There are two types of disk partition styles: MBR and GPT. When you connect a new disk to your PC or laptop, Windows will remind you that you must initialize a disk before Logical Disk Manager can access it. And you need to choose a partition style while initializing the disk. For SSDs, I recommend you to use GPT style if it is supported by the motherboard, especially for those larger than 2TB.

Here is how to initialize an SSD in Disk Management.

Step 1: Connect your Seagate SSD to your computer with a SATA/M.2 to USB adapter. If you don’t have a USB adapter, you can buy one.

Step 2: Press Win + R to invoke Run window. Then type diskmgmt.msc in the box and click OK to launch Disk Management.

Step 3: Right-click your Seagate SSD and select Initialize Disk. In the pop-up window, choose GPT (GUID Partition Table) and click OK to start the initializing process.

Transfer Data to the New SSD

After initialize your SSD, you can start transferring data on your old disk to the new Seagate SSD.

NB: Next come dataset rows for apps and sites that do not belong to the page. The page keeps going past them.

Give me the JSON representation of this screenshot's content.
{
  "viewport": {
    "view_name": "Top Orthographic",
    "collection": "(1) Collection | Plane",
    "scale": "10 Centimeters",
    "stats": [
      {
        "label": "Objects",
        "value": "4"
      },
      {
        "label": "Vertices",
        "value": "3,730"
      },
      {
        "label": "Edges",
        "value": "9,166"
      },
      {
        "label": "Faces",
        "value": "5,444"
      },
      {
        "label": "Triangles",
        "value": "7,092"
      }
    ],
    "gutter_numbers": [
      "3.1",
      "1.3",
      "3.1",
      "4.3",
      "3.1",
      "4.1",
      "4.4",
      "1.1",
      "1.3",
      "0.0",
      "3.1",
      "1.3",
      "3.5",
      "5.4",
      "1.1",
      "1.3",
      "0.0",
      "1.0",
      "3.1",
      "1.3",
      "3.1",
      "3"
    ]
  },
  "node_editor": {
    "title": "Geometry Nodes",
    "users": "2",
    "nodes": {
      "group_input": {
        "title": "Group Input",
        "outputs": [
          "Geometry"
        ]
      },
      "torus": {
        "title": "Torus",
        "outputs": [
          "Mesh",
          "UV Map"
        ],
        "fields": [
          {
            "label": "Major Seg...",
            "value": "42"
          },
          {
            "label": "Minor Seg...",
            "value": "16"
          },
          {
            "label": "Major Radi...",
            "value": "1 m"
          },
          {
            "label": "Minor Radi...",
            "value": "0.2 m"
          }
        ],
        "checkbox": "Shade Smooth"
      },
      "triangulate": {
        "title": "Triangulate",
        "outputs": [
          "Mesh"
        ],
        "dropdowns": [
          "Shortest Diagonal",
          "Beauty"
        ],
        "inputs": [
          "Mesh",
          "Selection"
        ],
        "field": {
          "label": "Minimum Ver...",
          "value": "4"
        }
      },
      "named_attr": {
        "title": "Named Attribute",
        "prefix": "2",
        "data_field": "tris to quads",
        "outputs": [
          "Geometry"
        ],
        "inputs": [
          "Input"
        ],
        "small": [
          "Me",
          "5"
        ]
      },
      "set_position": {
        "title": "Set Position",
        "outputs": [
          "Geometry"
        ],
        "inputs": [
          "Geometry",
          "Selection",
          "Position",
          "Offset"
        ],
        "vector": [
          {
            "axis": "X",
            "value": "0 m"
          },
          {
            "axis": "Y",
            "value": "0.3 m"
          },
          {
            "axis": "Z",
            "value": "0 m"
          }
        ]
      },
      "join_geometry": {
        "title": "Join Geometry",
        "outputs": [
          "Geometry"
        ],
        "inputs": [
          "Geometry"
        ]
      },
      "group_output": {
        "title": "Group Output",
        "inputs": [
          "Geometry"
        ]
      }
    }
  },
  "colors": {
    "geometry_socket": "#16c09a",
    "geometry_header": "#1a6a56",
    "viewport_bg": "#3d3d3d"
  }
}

To do that, you need to use professional data cloning software. Here I recommended MiniTool Partition Wizard, a reliable disk manager. Since you need to clone the system disk, you need to upgrade the manager to Pro Ultimate Edition. Then you can follow the steps below to transfer data.

Step 1: Launch MiniTool Partition Wizard to get its main interface.

Step 2: Right-click your system disk and select Copy.

Step 3: In the pop-up window, select your Seagate SSD as the target disk to store the data and click Next to continue.

Step 4: Configure Copy Options and Target Disk Layout according to your needs. Remember to check Align partitions to 1MB and Use GUID Partition Table for the target disk. Then click Next. Read the pop-up notice and click OK to confirm the operation.

Step 5: Read the note which tells you how to boot form the new disk and click Finish. When you get back to the main interface, click Apply.

After transferring all the data in your old disk, you can exit MiniTool Partition Wizard. Then shut down your PC, disconnect the power and remove all cables. When you’re sure it’s safe, take the case cover off, unplug your old disk and install the new Seagate SSD.

If you have never done this by yourself, you can ask professionals for help or refer to the following tutorial: How to Install SSD in PC? A Detailed Guide Is Here for You!

Can I upgrade my disk with a Seagate SSD? Here is the tutorial. Click to tweet

Bottom Line

If you need to upgrade your old hard drive, a Seagate SSD should be a good choice. Seagate provides various types of SSDs and this post introduces some of them. You can choose one according to your needs. You can also learn about how to upgrade your hard drive to a new Seagate SSD.

If you encounter any problems while using MiniTool Partition Wizard, please don’t hesitate to contact us via [email protected] . And you can share your ideas in the following comment section.

Seagate SSD FAQ

Are Seagate SSDs good? Is SSD faster than HDD?

Originally published at on August 22, 2020.